* Directions:
Take every line from the data that has the word "icon" in it.

* Data supplied:
-=-=-

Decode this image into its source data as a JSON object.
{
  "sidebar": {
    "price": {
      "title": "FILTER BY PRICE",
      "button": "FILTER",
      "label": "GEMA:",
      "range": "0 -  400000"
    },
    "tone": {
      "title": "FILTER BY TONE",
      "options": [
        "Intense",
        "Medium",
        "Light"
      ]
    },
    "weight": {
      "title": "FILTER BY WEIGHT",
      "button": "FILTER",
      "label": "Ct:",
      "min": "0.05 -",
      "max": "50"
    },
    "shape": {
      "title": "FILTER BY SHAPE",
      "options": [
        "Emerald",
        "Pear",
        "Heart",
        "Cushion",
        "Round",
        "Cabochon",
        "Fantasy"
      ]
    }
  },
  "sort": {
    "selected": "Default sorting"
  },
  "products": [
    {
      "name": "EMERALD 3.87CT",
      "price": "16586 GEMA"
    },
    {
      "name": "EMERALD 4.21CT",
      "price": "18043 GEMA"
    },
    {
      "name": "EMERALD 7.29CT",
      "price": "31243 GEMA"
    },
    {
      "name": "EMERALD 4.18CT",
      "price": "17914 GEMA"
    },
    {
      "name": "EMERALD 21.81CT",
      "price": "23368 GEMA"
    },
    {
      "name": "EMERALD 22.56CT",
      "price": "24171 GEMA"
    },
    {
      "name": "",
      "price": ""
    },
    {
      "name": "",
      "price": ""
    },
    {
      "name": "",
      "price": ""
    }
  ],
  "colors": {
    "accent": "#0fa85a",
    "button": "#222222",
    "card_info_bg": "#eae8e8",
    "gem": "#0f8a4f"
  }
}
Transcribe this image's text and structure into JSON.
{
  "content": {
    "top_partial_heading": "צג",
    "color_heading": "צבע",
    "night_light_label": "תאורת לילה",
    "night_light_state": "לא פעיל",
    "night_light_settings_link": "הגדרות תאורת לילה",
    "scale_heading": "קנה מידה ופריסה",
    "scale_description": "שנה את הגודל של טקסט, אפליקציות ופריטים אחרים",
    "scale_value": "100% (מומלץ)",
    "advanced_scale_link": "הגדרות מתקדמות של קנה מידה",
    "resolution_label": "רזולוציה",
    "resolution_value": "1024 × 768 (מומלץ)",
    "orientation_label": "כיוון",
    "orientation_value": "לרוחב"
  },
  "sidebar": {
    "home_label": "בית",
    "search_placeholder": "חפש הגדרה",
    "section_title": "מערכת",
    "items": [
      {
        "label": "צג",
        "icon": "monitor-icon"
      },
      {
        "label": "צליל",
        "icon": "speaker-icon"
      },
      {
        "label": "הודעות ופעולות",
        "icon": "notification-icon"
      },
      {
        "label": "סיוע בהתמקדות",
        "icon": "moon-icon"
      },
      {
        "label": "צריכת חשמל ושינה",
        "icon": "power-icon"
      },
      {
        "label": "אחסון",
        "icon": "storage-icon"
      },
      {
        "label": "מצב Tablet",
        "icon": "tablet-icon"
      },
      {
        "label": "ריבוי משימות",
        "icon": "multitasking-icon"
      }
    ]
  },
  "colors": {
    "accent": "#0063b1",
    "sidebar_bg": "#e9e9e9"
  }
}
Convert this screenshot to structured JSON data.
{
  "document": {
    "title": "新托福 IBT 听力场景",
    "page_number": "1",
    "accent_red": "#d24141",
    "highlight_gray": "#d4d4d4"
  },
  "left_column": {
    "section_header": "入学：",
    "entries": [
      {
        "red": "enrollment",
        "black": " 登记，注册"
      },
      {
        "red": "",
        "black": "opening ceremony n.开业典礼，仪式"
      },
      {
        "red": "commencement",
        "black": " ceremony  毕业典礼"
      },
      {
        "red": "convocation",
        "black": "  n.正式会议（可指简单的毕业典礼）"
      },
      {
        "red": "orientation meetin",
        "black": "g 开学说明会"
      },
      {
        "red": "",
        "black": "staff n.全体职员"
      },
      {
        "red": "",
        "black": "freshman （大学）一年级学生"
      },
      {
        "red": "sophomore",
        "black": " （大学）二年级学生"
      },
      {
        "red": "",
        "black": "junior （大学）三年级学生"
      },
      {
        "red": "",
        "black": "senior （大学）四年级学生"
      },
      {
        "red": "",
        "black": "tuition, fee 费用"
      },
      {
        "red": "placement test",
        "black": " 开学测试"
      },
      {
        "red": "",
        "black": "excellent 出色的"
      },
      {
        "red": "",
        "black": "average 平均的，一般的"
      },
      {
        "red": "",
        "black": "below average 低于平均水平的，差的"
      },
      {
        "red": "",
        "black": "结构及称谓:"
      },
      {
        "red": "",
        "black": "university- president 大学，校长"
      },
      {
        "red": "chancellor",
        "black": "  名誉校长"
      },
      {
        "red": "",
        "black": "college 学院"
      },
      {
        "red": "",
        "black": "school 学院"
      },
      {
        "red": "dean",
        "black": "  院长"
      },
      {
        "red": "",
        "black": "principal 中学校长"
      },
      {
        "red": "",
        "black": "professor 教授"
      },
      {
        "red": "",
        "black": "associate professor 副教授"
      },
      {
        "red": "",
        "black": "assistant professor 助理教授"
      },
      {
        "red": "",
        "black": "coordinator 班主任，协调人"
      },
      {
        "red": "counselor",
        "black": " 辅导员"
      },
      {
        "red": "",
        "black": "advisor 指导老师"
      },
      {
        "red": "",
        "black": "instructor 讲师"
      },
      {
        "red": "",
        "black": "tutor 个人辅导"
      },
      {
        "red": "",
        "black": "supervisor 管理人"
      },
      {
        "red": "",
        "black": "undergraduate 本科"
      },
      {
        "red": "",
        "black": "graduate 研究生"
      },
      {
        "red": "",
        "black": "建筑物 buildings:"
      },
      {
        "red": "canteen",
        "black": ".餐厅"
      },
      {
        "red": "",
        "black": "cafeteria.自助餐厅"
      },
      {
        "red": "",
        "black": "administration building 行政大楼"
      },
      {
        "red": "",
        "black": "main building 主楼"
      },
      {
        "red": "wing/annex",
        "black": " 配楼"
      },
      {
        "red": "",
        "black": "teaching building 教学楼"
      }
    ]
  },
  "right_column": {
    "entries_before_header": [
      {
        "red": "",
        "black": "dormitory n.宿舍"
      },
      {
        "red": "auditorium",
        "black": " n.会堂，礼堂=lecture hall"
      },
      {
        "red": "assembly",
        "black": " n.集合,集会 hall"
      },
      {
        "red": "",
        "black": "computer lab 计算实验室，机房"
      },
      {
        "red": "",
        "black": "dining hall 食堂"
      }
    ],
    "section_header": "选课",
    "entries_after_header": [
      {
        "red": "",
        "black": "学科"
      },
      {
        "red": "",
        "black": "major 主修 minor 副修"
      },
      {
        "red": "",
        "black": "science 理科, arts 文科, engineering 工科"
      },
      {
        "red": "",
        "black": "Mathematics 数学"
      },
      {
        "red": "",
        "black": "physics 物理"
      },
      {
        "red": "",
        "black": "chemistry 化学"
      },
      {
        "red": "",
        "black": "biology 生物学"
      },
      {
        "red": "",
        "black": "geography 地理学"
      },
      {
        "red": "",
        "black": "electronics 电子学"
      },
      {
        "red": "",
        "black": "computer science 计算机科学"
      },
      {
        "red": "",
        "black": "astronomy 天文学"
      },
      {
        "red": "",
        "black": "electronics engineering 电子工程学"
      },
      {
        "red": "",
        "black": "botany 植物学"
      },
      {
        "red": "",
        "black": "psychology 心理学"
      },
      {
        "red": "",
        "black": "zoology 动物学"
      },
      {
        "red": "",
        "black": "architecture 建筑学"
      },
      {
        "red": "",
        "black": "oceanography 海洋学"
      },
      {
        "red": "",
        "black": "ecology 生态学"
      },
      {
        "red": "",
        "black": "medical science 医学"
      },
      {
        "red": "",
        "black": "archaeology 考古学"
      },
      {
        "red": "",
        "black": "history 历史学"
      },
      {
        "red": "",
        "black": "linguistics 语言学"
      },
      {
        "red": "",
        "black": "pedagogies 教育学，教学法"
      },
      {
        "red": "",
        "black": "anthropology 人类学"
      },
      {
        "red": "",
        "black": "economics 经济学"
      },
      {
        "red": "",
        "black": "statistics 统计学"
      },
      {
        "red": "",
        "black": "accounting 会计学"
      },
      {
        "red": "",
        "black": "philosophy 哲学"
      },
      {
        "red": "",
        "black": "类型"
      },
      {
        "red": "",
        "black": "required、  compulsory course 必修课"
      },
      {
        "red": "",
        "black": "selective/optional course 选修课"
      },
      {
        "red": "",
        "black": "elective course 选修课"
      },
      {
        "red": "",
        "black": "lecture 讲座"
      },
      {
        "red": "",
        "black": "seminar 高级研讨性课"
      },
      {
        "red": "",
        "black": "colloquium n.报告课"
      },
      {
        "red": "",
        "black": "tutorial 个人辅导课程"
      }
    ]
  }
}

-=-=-

* Task response:
        "icon": "monitor-icon"
        "icon": "speaker-icon"
        "icon": "notification-icon"
        "icon": "moon-icon"
        "icon": "power-icon"
        "icon": "storage-icon"
        "icon": "tablet-icon"
        "icon": "multitasking-icon"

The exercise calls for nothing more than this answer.